__Try it__:
Pick out the lines below that include the string "наборов".

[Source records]
________________

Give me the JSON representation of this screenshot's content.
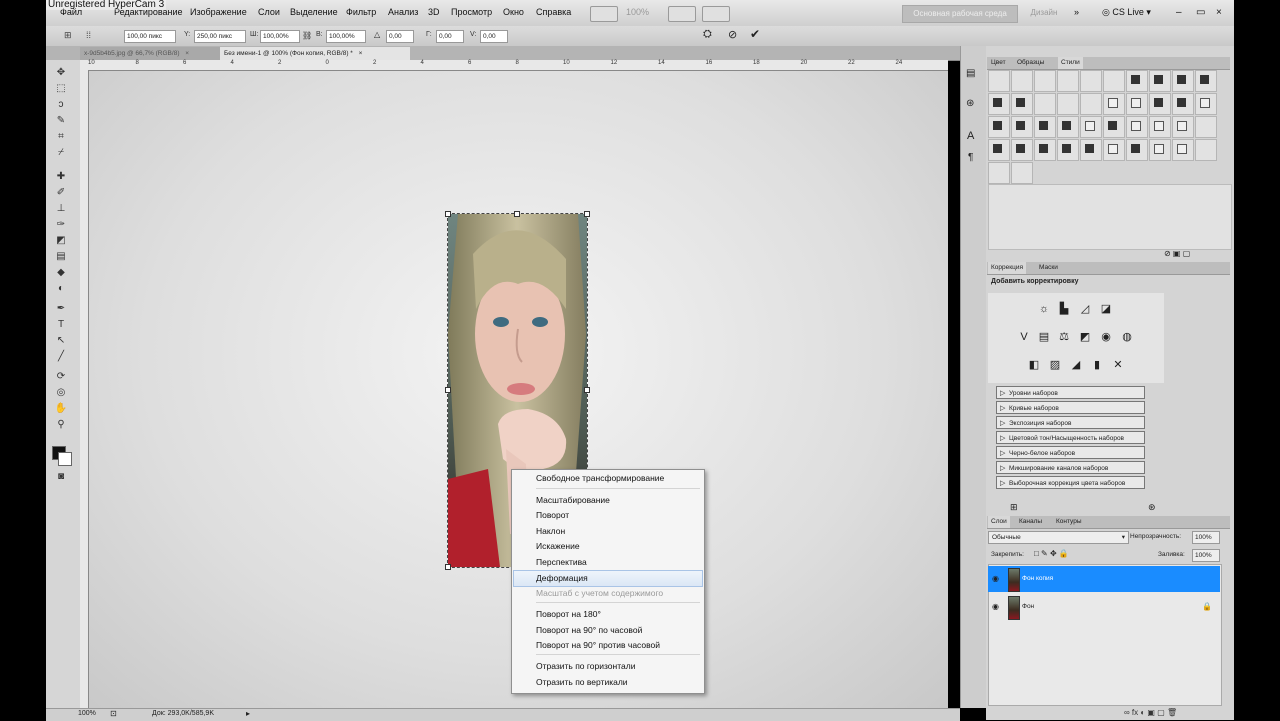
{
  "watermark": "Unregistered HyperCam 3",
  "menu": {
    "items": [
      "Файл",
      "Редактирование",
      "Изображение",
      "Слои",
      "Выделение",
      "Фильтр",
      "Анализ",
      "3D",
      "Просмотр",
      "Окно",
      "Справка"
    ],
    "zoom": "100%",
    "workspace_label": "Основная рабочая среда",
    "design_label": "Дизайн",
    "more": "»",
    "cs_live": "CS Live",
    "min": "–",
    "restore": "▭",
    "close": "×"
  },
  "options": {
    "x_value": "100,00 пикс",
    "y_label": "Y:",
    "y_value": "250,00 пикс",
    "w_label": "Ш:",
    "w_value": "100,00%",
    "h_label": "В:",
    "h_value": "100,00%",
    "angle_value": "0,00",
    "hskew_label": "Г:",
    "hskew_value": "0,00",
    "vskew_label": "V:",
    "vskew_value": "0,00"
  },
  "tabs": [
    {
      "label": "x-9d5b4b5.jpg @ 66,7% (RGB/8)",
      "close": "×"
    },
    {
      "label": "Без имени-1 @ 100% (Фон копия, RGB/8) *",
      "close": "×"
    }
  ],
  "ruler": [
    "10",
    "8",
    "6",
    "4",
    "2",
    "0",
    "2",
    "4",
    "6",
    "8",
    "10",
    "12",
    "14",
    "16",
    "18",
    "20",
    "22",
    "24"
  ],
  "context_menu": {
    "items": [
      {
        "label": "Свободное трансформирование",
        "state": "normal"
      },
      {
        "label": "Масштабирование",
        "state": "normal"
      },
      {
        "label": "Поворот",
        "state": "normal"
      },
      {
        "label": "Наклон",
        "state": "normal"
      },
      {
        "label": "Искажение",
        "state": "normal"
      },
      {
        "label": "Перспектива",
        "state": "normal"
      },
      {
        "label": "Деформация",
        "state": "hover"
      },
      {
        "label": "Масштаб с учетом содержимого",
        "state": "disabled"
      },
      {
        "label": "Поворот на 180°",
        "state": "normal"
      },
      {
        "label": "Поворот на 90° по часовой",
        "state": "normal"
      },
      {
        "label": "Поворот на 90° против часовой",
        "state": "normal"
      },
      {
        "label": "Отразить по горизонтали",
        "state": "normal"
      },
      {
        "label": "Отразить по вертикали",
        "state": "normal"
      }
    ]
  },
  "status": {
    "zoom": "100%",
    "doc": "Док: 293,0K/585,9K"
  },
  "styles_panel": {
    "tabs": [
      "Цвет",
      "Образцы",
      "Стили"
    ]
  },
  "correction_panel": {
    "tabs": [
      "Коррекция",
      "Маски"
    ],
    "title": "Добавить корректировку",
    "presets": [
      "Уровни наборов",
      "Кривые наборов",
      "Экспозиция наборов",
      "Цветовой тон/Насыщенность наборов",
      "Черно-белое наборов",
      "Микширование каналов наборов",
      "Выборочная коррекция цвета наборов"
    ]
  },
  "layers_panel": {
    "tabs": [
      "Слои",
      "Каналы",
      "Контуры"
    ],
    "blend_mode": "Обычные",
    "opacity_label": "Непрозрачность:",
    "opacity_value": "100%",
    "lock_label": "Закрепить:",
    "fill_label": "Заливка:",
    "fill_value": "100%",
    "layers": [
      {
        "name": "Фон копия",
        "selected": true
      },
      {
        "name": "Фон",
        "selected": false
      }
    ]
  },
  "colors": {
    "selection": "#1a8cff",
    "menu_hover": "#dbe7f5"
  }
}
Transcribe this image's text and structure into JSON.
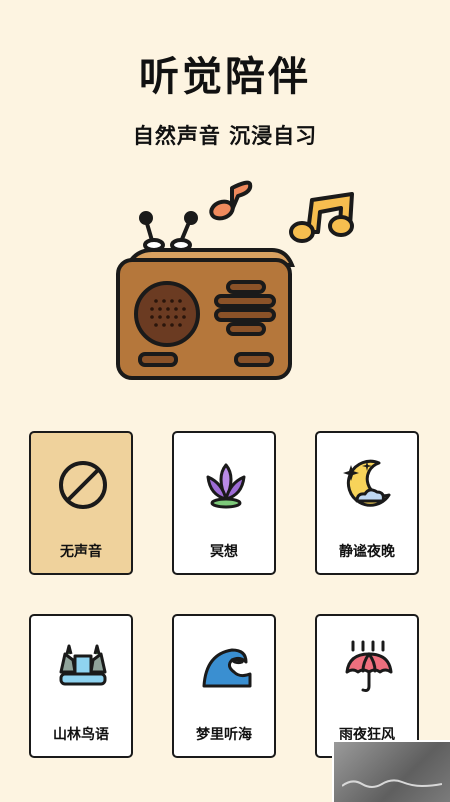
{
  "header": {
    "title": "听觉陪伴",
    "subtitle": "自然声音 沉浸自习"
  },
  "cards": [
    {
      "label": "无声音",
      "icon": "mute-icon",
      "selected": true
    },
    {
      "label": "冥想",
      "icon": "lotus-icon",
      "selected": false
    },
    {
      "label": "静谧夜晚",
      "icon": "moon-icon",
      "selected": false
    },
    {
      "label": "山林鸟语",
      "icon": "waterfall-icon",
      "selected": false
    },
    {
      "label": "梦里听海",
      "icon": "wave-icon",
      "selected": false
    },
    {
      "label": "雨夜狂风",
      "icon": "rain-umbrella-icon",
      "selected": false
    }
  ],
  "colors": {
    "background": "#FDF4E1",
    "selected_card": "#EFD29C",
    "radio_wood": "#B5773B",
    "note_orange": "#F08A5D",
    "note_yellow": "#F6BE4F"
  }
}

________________

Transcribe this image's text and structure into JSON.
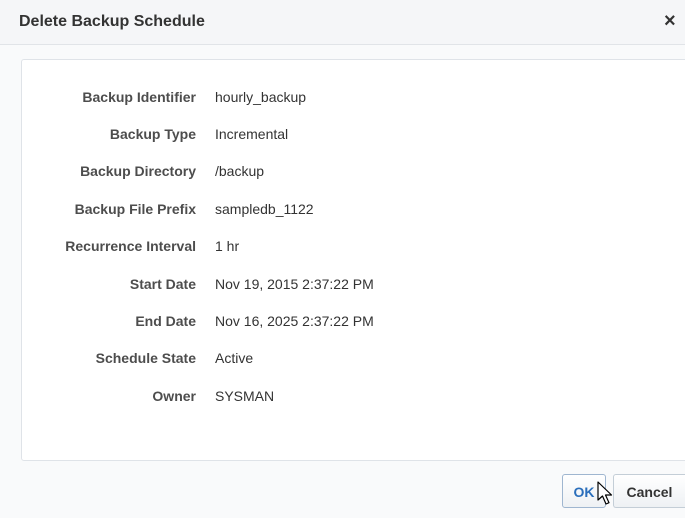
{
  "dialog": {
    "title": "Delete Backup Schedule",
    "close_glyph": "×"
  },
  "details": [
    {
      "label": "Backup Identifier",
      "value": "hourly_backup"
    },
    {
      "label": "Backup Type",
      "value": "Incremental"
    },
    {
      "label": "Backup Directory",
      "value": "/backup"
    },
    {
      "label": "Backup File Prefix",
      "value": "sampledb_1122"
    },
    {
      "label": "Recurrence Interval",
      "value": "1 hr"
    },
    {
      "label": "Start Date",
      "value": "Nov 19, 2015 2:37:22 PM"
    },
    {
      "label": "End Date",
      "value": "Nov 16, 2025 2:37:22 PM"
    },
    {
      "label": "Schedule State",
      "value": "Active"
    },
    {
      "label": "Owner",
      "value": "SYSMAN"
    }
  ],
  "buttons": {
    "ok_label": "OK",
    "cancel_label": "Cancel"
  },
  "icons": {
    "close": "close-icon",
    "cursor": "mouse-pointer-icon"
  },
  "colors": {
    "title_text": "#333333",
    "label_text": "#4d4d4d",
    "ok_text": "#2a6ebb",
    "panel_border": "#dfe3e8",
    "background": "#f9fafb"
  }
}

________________

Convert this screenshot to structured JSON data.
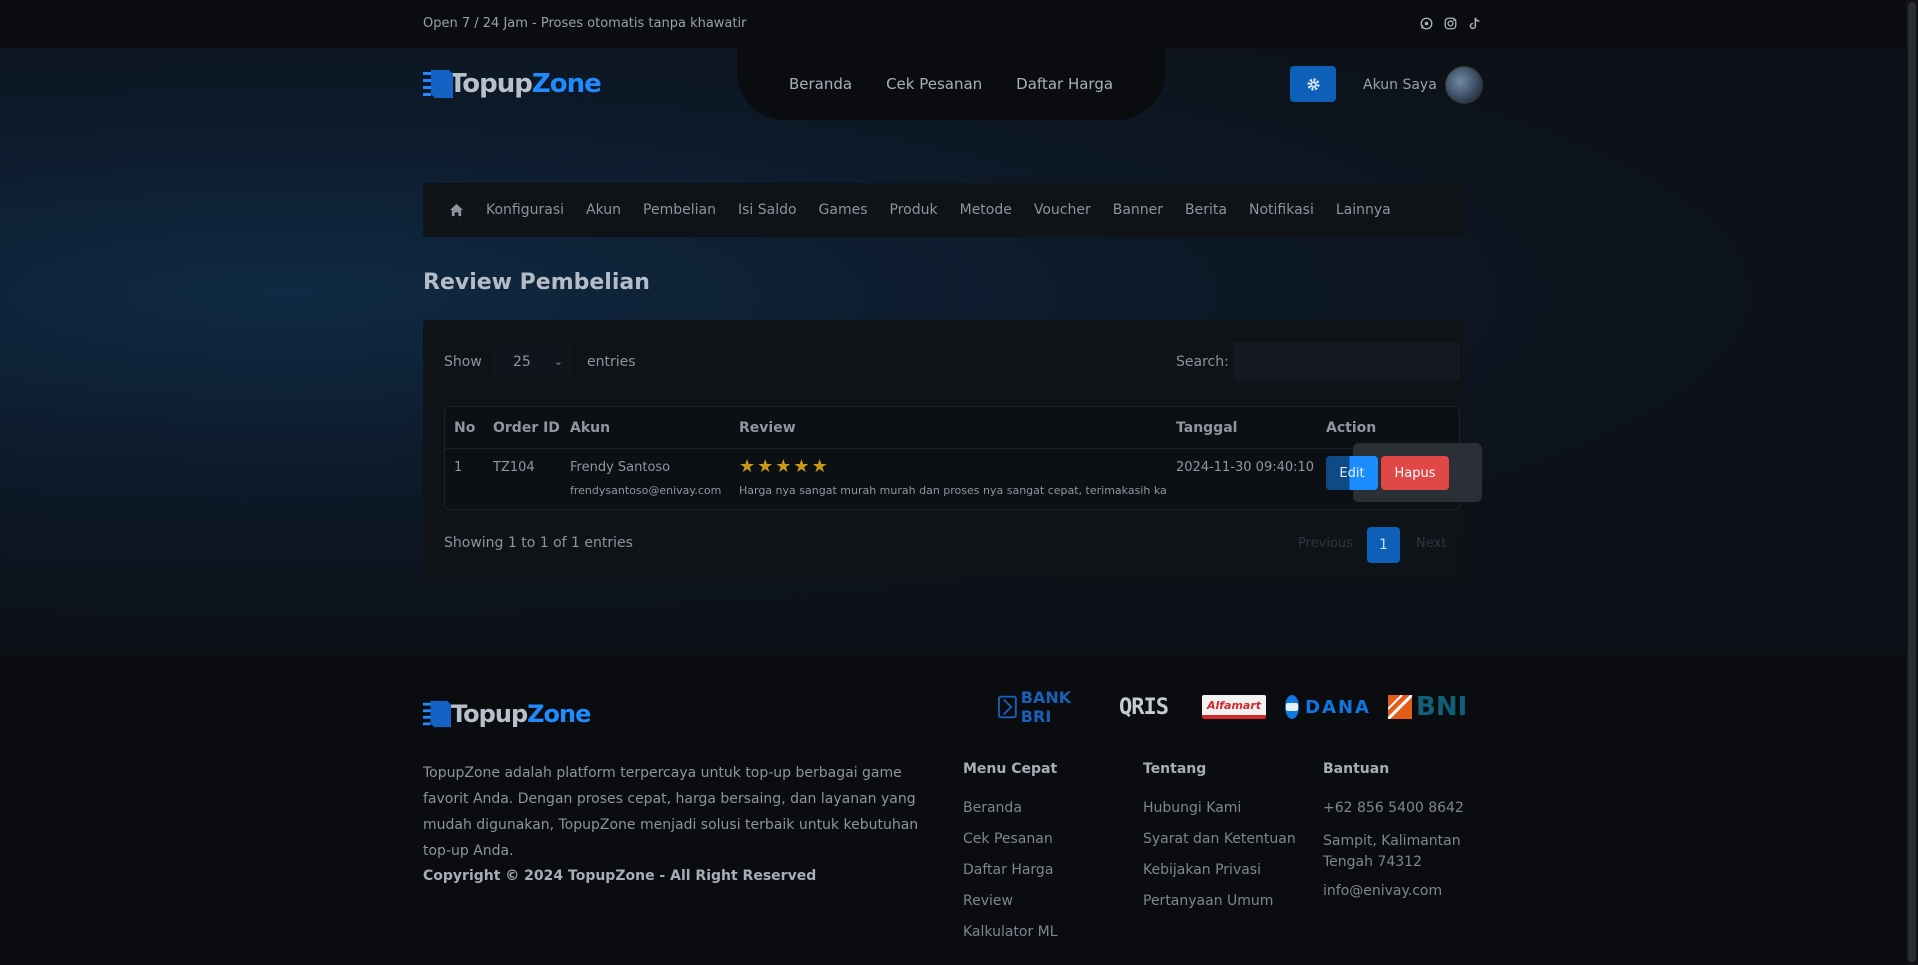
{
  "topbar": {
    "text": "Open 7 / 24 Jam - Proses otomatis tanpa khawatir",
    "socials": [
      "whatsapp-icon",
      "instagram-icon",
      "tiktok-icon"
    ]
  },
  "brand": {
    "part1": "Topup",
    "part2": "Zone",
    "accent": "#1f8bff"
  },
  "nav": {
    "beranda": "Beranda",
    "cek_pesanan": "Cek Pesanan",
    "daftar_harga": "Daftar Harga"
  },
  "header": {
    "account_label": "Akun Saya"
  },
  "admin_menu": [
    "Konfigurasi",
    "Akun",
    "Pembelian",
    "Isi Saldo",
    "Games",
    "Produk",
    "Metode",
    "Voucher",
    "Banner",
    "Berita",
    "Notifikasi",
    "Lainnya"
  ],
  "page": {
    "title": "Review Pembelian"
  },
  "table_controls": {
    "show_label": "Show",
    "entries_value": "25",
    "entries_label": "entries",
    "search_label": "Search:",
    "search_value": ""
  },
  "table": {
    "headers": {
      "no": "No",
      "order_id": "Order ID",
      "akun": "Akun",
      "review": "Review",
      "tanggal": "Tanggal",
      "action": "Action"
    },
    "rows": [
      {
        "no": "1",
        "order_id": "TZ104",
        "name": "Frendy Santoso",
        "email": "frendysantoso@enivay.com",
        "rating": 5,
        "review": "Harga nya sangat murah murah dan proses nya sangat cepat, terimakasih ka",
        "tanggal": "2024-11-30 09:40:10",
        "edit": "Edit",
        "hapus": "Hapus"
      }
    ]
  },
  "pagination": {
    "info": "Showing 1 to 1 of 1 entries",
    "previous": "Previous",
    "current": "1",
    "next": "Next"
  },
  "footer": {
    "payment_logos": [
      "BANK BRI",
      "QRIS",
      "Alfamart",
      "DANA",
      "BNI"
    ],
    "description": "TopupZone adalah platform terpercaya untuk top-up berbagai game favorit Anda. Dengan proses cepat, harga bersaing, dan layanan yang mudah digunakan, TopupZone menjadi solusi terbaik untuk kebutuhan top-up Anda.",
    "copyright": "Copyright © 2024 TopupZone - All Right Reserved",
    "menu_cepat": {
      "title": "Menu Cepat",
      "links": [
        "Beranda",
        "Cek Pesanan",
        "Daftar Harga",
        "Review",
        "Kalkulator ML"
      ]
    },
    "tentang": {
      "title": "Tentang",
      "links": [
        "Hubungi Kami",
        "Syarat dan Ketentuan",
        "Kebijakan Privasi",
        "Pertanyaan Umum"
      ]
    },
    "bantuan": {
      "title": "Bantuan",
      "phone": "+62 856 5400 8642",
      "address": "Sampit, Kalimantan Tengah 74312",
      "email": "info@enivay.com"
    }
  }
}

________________

__Answer to this exercise__:
      "Уровни наборов",
      "Кривые наборов",
      "Экспозиция наборов",
      "Цветовой тон/Насыщенность наборов",
      "Черно-белое наборов",
      "Микширование каналов наборов",
      "Выборочная коррекция цвета наборов"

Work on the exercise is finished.